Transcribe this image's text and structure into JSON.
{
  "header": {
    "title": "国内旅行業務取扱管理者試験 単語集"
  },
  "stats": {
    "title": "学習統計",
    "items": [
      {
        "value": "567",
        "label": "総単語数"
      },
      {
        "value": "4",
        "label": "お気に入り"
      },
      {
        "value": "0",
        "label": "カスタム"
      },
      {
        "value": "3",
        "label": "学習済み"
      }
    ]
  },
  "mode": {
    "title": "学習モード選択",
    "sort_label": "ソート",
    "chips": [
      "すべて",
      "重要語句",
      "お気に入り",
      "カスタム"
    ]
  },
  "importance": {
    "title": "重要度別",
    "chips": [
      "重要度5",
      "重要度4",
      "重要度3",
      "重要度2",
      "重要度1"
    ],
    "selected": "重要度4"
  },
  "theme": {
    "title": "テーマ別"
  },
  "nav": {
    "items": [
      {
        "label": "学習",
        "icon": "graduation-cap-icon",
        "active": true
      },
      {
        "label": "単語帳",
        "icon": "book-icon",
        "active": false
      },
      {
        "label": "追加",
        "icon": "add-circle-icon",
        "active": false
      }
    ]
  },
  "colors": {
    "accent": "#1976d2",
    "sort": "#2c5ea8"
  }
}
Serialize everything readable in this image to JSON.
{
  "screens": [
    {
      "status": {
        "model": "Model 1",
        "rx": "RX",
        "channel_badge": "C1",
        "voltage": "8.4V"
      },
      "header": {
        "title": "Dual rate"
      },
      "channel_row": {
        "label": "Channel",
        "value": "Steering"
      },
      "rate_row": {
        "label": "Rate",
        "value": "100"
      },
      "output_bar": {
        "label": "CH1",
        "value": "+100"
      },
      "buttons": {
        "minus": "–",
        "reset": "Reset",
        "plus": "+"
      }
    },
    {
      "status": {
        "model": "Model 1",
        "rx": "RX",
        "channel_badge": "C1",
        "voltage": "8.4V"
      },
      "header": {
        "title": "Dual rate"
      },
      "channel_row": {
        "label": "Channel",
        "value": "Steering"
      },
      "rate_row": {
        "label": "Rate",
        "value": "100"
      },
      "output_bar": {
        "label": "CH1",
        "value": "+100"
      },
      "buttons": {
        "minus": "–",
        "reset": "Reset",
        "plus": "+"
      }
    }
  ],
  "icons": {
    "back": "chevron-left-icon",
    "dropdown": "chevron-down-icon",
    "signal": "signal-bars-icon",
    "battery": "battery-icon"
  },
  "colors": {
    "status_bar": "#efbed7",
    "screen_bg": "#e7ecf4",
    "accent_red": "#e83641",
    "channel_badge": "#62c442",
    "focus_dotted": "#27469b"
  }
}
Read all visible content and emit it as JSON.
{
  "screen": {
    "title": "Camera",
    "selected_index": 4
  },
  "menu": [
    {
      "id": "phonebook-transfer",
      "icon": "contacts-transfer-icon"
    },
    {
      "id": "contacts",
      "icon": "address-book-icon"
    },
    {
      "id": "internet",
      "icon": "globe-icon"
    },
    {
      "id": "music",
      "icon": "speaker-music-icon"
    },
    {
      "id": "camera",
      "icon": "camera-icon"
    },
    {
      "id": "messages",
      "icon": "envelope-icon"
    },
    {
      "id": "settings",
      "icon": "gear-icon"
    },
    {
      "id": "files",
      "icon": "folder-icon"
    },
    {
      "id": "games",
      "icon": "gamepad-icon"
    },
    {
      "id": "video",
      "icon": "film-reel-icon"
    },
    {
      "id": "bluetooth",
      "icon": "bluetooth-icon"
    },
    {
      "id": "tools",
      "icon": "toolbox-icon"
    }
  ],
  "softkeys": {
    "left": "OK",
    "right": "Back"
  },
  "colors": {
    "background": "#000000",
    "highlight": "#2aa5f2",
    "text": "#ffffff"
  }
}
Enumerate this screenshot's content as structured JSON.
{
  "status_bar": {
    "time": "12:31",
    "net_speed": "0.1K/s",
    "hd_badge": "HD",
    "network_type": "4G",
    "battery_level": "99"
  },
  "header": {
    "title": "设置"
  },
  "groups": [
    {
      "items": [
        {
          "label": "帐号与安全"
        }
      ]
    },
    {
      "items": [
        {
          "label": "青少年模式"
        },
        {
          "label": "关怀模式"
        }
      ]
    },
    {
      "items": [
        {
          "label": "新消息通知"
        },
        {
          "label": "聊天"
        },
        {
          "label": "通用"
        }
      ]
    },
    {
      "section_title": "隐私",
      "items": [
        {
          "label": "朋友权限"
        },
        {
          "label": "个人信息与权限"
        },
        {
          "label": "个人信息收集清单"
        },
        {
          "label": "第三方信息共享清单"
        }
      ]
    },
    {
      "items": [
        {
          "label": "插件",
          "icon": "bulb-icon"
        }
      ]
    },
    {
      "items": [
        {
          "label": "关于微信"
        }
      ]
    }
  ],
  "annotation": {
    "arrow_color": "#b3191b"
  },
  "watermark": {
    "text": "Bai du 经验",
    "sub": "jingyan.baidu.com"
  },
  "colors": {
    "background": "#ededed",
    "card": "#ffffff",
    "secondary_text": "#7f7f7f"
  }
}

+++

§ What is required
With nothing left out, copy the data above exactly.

§ Answer box
Transcribe this image's text and structure into JSON.
{
  "header": {
    "title": "国内旅行業務取扱管理者試験 単語集"
  },
  "stats": {
    "title": "学習統計",
    "items": [
      {
        "value": "567",
        "label": "総単語数"
      },
      {
        "value": "4",
        "label": "お気に入り"
      },
      {
        "value": "0",
        "label": "カスタム"
      },
      {
        "value": "3",
        "label": "学習済み"
      }
    ]
  },
  "mode": {
    "title": "学習モード選択",
    "sort_label": "ソート",
    "chips": [
      "すべて",
      "重要語句",
      "お気に入り",
      "カスタム"
    ]
  },
  "importance": {
    "title": "重要度別",
    "chips": [
      "重要度5",
      "重要度4",
      "重要度3",
      "重要度2",
      "重要度1"
    ],
    "selected": "重要度4"
  },
  "theme": {
    "title": "テーマ別"
  },
  "nav": {
    "items": [
      {
        "label": "学習",
        "icon": "graduation-cap-icon",
        "active": true
      },
      {
        "label": "単語帳",
        "icon": "book-icon",
        "active": false
      },
      {
        "label": "追加",
        "icon": "add-circle-icon",
        "active": false
      }
    ]
  },
  "colors": {
    "accent": "#1976d2",
    "sort": "#2c5ea8"
  }
}
Serialize everything readable in this image to JSON.
{
  "screens": [
    {
      "status": {
        "model": "Model 1",
        "rx": "RX",
        "channel_badge": "C1",
        "voltage": "8.4V"
      },
      "header": {
        "title": "Dual rate"
      },
      "channel_row": {
        "label": "Channel",
        "value": "Steering"
      },
      "rate_row": {
        "label": "Rate",
        "value": "100"
      },
      "output_bar": {
        "label": "CH1",
        "value": "+100"
      },
      "buttons": {
        "minus": "–",
        "reset": "Reset",
        "plus": "+"
      }
    },
    {
      "status": {
        "model": "Model 1",
        "rx": "RX",
        "channel_badge": "C1",
        "voltage": "8.4V"
      },
      "header": {
        "title": "Dual rate"
      },
      "channel_row": {
        "label": "Channel",
        "value": "Steering"
      },
      "rate_row": {
        "label": "Rate",
        "value": "100"
      },
      "output_bar": {
        "label": "CH1",
        "value": "+100"
      },
      "buttons": {
        "minus": "–",
        "reset": "Reset",
        "plus": "+"
      }
    }
  ],
  "icons": {
    "back": "chevron-left-icon",
    "dropdown": "chevron-down-icon",
    "signal": "signal-bars-icon",
    "battery": "battery-icon"
  },
  "colors": {
    "status_bar": "#efbed7",
    "screen_bg": "#e7ecf4",
    "accent_red": "#e83641",
    "channel_badge": "#62c442",
    "focus_dotted": "#27469b"
  }
}
Read all visible content and emit it as JSON.
{
  "screen": {
    "title": "Camera",
    "selected_index": 4
  },
  "menu": [
    {
      "id": "phonebook-transfer",
      "icon": "contacts-transfer-icon"
    },
    {
      "id": "contacts",
      "icon": "address-book-icon"
    },
    {
      "id": "internet",
      "icon": "globe-icon"
    },
    {
      "id": "music",
      "icon": "speaker-music-icon"
    },
    {
      "id": "camera",
      "icon": "camera-icon"
    },
    {
      "id": "messages",
      "icon": "envelope-icon"
    },
    {
      "id": "settings",
      "icon": "gear-icon"
    },
    {
      "id": "files",
      "icon": "folder-icon"
    },
    {
      "id": "games",
      "icon": "gamepad-icon"
    },
    {
      "id": "video",
      "icon": "film-reel-icon"
    },
    {
      "id": "bluetooth",
      "icon": "bluetooth-icon"
    },
    {
      "id": "tools",
      "icon": "toolbox-icon"
    }
  ],
  "softkeys": {
    "left": "OK",
    "right": "Back"
  },
  "colors": {
    "background": "#000000",
    "highlight": "#2aa5f2",
    "text": "#ffffff"
  }
}
Enumerate this screenshot's content as structured JSON.
{
  "status_bar": {
    "time": "12:31",
    "net_speed": "0.1K/s",
    "hd_badge": "HD",
    "network_type": "4G",
    "battery_level": "99"
  },
  "header": {
    "title": "设置"
  },
  "groups": [
    {
      "items": [
        {
          "label": "帐号与安全"
        }
      ]
    },
    {
      "items": [
        {
          "label": "青少年模式"
        },
        {
          "label": "关怀模式"
        }
      ]
    },
    {
      "items": [
        {
          "label": "新消息通知"
        },
        {
          "label": "聊天"
        },
        {
          "label": "通用"
        }
      ]
    },
    {
      "section_title": "隐私",
      "items": [
        {
          "label": "朋友权限"
        },
        {
          "label": "个人信息与权限"
        },
        {
          "label": "个人信息收集清单"
        },
        {
          "label": "第三方信息共享清单"
        }
      ]
    },
    {
      "items": [
        {
          "label": "插件",
          "icon": "bulb-icon"
        }
      ]
    },
    {
      "items": [
        {
          "label": "关于微信"
        }
      ]
    }
  ],
  "annotation": {
    "arrow_color": "#b3191b"
  },
  "watermark": {
    "text": "Bai du 经验",
    "sub": "jingyan.baidu.com"
  },
  "colors": {
    "background": "#ededed",
    "card": "#ffffff",
    "secondary_text": "#7f7f7f"
  }
}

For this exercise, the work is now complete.